Stored data entries:
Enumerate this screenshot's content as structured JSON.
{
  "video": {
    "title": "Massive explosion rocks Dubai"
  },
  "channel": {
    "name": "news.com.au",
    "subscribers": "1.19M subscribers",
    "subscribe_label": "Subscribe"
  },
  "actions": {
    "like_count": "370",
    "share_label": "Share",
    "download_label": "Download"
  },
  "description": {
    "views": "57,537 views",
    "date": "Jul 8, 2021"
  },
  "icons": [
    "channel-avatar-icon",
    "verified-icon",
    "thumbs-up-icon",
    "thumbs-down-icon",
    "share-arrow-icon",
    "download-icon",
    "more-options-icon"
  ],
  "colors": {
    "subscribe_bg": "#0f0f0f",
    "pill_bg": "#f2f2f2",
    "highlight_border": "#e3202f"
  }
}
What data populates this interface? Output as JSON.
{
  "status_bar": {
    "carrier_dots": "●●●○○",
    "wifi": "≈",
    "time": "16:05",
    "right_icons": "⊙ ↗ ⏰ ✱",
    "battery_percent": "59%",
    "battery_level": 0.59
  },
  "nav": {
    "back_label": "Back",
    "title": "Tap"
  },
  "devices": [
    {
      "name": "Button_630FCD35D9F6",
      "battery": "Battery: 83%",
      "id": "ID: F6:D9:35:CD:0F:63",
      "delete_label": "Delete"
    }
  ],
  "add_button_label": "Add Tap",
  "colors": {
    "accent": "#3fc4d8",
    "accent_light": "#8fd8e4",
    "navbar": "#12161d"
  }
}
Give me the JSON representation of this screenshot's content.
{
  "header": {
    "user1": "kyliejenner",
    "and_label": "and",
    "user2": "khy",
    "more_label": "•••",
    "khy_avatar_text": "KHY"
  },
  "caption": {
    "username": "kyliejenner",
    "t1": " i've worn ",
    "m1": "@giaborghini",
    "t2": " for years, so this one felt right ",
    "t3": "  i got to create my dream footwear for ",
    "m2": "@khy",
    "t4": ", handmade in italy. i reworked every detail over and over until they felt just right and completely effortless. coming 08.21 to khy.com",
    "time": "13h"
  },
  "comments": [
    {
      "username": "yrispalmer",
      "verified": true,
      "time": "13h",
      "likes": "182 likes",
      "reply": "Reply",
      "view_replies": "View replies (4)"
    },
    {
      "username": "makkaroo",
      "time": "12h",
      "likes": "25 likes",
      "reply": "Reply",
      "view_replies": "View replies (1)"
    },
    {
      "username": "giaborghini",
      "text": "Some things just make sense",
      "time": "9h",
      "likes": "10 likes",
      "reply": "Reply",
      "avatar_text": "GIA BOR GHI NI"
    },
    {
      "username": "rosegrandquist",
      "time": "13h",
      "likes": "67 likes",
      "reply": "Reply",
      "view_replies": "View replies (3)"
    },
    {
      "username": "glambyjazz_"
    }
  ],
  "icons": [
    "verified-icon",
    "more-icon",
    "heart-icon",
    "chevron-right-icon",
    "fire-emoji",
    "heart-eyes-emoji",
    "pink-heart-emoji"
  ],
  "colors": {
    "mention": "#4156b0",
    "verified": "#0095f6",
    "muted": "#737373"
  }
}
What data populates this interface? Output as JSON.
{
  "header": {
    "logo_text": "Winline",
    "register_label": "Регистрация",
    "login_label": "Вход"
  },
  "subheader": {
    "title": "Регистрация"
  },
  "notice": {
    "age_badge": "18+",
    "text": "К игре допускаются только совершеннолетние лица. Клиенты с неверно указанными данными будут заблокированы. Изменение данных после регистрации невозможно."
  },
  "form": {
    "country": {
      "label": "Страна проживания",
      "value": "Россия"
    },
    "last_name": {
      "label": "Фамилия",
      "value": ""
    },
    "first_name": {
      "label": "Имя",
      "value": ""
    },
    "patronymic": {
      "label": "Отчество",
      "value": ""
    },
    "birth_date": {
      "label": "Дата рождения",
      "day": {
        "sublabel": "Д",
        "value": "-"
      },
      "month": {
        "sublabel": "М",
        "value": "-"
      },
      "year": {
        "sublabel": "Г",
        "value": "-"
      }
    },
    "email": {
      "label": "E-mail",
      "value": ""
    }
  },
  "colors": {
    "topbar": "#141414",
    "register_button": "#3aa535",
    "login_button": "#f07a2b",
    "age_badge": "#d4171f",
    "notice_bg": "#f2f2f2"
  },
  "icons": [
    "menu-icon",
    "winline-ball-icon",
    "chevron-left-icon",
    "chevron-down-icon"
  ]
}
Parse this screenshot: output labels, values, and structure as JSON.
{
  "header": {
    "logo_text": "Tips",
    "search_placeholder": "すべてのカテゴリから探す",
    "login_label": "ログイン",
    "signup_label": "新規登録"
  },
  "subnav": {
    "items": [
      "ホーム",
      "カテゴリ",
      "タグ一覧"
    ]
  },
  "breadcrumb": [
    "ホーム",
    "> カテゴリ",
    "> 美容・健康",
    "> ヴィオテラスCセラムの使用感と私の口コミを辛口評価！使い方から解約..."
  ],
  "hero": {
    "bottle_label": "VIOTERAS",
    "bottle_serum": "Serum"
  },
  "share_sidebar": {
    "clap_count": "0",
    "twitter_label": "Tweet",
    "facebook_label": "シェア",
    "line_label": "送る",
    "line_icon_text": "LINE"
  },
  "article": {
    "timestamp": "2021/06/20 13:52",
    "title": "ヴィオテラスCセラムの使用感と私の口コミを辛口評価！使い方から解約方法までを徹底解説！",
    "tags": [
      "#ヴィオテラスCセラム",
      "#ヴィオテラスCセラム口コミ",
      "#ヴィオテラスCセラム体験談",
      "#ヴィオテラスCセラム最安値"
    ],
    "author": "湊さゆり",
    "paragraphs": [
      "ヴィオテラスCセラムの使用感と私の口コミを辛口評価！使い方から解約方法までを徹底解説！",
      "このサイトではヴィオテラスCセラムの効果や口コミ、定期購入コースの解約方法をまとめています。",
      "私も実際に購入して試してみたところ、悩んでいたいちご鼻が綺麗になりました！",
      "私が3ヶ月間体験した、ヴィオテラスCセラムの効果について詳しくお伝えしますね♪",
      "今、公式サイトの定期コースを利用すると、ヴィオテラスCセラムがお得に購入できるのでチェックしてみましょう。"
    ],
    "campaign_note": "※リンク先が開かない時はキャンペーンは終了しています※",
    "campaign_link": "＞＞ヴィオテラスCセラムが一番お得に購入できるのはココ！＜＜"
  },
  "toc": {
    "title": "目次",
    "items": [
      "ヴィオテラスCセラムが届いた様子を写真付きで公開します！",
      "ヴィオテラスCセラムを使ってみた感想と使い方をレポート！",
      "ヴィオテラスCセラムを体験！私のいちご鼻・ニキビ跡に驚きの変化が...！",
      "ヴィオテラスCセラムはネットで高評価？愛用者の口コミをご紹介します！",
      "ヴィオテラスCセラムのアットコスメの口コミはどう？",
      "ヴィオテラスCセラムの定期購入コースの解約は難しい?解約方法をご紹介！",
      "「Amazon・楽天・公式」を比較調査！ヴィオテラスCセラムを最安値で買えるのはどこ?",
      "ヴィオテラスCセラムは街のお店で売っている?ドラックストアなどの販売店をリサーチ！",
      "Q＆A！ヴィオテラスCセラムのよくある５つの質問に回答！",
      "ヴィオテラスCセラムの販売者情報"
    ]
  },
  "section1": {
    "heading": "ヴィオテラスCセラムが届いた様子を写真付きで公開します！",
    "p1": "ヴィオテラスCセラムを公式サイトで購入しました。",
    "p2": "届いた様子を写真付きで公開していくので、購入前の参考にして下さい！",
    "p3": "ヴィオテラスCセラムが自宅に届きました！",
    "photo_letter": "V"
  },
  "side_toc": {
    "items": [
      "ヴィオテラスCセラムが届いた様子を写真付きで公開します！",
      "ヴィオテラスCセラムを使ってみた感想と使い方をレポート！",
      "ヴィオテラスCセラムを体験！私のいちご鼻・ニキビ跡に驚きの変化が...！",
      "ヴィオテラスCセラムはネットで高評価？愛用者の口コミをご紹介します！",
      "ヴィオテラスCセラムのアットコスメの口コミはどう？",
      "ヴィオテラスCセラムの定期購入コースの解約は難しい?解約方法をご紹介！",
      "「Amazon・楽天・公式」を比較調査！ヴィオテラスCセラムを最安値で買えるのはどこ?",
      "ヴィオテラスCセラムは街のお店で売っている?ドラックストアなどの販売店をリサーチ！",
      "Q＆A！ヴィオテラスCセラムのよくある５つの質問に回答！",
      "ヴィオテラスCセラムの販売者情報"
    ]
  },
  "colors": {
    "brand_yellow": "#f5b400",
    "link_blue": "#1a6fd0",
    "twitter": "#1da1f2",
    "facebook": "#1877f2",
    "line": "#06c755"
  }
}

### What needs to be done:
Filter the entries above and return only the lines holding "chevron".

### Result of the exercise:
    "chevron-right-icon",
    "chevron-left-icon",
    "chevron-down-icon"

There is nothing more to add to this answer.